  • uses chickpeas only

  • doesn't have too much garlic (North American humus tends to add more)

  • has no pepper

  • is soft and creamy

  • is sprinkled with paprika or olive oil

  • is eaten with pita bread!

Bulgher bi Tfeen

stew meat (we used beef, you can omit for vegetarian dish)

1/3 onion

2 cups bulgur or rice

1/2 cup cooked chickpeas

5 cups water

salt & pepper

cinnamon

caraway seeds

Cut stew meat into little pieces, put into a pot (with no oil). 

Cover and simmer on low heat until it is cooked and the liquid evaporated.

Chop onions and add to the meat.

Add the rice, cooked chick peas, water, salt, pepper, cinnamon and caraway.

Bring to boil then simmer until rice is cooked.

Serve with yogurt.

 

 

 

 

Where to Buy Ingredients:

Yek o yek

Superstore's ethnic section

August Market

Most Middle Eastern grocery stores

Cheese Dip

1/2 onion

1/2 tomato

1 cup white cheese (goat, soft feta)

1 tbsp dried oregano

2 tbsp olive oil

Chop onion and tomato into very tiny chunks.

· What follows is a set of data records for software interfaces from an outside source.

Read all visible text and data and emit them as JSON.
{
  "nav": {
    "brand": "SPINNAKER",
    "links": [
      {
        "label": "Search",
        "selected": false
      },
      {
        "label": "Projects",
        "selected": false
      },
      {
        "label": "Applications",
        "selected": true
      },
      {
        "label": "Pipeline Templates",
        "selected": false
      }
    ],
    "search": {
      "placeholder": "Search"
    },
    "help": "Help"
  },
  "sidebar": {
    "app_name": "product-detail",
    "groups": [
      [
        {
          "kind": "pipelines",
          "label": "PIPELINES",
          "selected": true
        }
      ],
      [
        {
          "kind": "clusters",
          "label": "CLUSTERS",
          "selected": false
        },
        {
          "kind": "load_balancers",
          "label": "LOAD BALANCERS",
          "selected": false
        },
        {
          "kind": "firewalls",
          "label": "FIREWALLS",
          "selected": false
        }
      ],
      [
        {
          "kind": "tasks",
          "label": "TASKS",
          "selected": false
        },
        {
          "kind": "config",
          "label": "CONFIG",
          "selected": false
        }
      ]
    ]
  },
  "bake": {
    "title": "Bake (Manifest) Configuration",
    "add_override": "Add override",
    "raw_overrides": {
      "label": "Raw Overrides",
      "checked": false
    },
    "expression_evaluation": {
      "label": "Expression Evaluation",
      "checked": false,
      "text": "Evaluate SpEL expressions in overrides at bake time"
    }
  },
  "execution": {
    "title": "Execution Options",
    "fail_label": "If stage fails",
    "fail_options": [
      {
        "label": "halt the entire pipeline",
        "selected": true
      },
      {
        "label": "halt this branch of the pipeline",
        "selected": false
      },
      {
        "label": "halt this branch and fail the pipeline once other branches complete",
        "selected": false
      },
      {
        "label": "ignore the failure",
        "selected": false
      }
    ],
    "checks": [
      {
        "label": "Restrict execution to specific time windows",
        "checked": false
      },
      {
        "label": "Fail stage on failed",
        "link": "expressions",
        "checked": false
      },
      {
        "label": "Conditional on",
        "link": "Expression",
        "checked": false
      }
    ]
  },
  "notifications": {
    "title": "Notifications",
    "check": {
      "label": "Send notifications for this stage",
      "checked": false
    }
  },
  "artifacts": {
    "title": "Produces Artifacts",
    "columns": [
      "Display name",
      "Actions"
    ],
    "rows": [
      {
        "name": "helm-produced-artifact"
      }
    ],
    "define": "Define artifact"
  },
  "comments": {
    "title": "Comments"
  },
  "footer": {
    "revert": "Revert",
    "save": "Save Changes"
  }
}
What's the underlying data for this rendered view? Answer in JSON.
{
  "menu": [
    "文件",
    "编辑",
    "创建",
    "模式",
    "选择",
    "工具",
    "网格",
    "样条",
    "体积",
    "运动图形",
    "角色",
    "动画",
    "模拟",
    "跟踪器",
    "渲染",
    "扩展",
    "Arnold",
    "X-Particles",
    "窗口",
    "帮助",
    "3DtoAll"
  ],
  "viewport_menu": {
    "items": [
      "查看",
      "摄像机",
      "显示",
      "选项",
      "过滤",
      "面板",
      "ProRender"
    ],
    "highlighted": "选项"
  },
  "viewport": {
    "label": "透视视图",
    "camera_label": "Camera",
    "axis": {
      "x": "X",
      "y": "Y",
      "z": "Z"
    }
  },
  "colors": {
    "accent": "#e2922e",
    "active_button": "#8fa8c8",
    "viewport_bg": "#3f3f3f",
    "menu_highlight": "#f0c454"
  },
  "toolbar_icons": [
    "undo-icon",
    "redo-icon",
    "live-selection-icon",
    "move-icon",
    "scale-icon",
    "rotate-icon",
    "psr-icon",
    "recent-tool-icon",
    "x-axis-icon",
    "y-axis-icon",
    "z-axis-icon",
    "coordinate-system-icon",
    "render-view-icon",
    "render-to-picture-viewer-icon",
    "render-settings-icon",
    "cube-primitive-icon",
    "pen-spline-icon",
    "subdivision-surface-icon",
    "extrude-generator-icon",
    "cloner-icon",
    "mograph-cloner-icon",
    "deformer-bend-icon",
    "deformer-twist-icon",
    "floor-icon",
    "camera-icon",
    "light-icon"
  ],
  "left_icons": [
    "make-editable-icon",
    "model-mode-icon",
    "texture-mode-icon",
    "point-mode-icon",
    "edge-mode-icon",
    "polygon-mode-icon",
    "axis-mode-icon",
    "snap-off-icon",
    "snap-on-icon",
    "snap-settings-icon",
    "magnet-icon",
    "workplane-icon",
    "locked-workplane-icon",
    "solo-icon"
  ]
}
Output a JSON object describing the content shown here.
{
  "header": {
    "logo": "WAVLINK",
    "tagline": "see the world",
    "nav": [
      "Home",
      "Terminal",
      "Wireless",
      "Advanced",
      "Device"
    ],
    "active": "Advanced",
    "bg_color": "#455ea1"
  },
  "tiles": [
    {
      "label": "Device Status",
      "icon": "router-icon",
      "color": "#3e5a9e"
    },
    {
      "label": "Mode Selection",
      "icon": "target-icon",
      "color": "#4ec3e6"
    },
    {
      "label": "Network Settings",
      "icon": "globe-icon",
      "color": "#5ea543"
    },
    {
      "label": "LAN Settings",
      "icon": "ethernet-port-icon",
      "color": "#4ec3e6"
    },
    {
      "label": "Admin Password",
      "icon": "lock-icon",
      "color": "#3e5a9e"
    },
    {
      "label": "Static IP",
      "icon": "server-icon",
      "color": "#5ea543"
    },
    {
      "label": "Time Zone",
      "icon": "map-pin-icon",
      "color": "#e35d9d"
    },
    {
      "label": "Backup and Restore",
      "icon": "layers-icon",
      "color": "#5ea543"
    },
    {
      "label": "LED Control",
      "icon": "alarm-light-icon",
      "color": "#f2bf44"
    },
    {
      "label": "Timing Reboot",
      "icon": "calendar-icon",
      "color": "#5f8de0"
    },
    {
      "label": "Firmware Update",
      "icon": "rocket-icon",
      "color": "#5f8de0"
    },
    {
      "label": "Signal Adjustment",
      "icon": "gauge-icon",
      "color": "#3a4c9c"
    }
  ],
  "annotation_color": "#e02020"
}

Add white cheese, oregano and olive oil. 

Mix and serve with pita.

A simple and delicious crowd pleaser!

 

 

Molokhia

This traditional Lebanese dish is so complex, we only got to taste it instead of making it together! Molohkia means 'meal of the kings' and involves a lengthy process of cooking Mallow leaves into a soup, and layering baked pita chips, rice, chicken, Mallow stew and onions and lemon on top. More on Molokhia in Majid's words.